Segment Start: DATA SHOWN

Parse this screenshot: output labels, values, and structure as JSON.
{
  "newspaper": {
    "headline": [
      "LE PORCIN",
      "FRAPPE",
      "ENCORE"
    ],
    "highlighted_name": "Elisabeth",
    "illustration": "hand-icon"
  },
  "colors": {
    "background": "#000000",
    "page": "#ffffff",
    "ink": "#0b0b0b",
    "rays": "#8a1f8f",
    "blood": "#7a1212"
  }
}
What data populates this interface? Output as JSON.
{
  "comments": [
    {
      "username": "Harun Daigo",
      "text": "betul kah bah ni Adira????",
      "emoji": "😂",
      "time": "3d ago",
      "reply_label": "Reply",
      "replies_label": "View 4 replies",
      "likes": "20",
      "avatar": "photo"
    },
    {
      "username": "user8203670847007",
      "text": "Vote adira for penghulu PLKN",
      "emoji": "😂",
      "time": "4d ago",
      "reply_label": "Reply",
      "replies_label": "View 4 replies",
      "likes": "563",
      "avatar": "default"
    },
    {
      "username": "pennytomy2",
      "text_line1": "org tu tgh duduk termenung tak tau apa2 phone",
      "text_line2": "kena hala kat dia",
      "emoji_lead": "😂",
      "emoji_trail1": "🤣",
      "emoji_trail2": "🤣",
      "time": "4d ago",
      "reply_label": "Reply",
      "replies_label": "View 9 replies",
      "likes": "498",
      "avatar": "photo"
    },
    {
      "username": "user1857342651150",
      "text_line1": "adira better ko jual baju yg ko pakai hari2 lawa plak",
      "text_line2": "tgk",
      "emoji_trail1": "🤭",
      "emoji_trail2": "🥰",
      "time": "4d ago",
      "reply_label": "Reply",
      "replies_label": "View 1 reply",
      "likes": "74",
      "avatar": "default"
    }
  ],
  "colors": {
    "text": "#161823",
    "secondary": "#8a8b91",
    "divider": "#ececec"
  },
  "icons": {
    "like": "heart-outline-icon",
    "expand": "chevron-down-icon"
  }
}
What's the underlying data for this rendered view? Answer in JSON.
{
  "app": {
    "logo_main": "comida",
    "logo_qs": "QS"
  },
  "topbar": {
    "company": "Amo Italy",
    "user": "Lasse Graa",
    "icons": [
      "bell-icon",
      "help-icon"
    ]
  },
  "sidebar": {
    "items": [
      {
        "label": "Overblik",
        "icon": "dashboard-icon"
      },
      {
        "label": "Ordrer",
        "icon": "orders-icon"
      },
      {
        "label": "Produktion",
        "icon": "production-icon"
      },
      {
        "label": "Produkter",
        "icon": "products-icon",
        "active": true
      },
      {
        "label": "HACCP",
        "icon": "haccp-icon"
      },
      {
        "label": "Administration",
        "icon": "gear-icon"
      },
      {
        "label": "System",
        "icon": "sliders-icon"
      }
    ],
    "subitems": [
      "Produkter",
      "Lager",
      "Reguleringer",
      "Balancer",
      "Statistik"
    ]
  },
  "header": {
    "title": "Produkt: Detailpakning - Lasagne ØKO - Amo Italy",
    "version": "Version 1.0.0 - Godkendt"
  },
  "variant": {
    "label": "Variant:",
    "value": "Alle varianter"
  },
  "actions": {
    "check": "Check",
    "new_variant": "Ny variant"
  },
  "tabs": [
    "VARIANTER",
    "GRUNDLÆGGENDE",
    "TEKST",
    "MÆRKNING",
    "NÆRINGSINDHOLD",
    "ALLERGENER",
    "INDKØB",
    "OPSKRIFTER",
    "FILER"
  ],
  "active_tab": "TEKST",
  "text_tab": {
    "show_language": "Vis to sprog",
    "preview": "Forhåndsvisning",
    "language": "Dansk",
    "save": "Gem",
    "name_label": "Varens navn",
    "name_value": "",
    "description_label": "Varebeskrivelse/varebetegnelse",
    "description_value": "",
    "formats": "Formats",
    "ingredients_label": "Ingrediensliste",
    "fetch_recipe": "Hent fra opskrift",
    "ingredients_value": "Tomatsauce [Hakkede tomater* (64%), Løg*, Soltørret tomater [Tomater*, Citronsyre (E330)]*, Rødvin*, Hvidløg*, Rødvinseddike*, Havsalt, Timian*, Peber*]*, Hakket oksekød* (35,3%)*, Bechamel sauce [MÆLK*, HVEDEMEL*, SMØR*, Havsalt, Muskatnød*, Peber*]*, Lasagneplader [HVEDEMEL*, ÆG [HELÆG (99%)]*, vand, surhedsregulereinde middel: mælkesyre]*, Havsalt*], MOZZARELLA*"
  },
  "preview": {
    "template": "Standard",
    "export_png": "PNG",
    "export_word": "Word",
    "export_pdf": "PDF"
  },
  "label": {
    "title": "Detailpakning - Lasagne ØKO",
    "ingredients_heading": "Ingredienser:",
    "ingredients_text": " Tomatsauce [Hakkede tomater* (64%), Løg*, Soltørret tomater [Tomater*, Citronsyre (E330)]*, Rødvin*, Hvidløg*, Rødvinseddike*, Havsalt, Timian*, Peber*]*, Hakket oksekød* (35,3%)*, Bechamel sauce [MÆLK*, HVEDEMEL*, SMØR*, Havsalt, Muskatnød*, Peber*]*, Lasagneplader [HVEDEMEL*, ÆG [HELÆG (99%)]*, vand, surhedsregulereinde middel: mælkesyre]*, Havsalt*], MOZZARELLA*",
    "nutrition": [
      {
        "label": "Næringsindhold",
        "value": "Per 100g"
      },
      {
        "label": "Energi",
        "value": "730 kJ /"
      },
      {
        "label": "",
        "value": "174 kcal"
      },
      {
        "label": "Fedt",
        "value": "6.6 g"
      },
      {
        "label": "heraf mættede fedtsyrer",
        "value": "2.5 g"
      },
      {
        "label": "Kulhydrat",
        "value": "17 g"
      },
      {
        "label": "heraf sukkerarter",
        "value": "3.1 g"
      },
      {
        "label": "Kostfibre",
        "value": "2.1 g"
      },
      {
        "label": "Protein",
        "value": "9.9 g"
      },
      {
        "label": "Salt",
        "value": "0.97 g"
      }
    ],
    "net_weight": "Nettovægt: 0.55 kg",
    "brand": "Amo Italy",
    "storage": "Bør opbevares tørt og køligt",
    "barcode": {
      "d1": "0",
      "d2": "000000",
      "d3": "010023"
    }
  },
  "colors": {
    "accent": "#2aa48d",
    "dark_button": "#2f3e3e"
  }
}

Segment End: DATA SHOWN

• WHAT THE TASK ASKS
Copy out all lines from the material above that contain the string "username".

• EXPECTED ANSWER
      "username": "Harun Daigo",
      "username": "user8203670847007",
      "username": "pennytomy2",
      "username": "user1857342651150",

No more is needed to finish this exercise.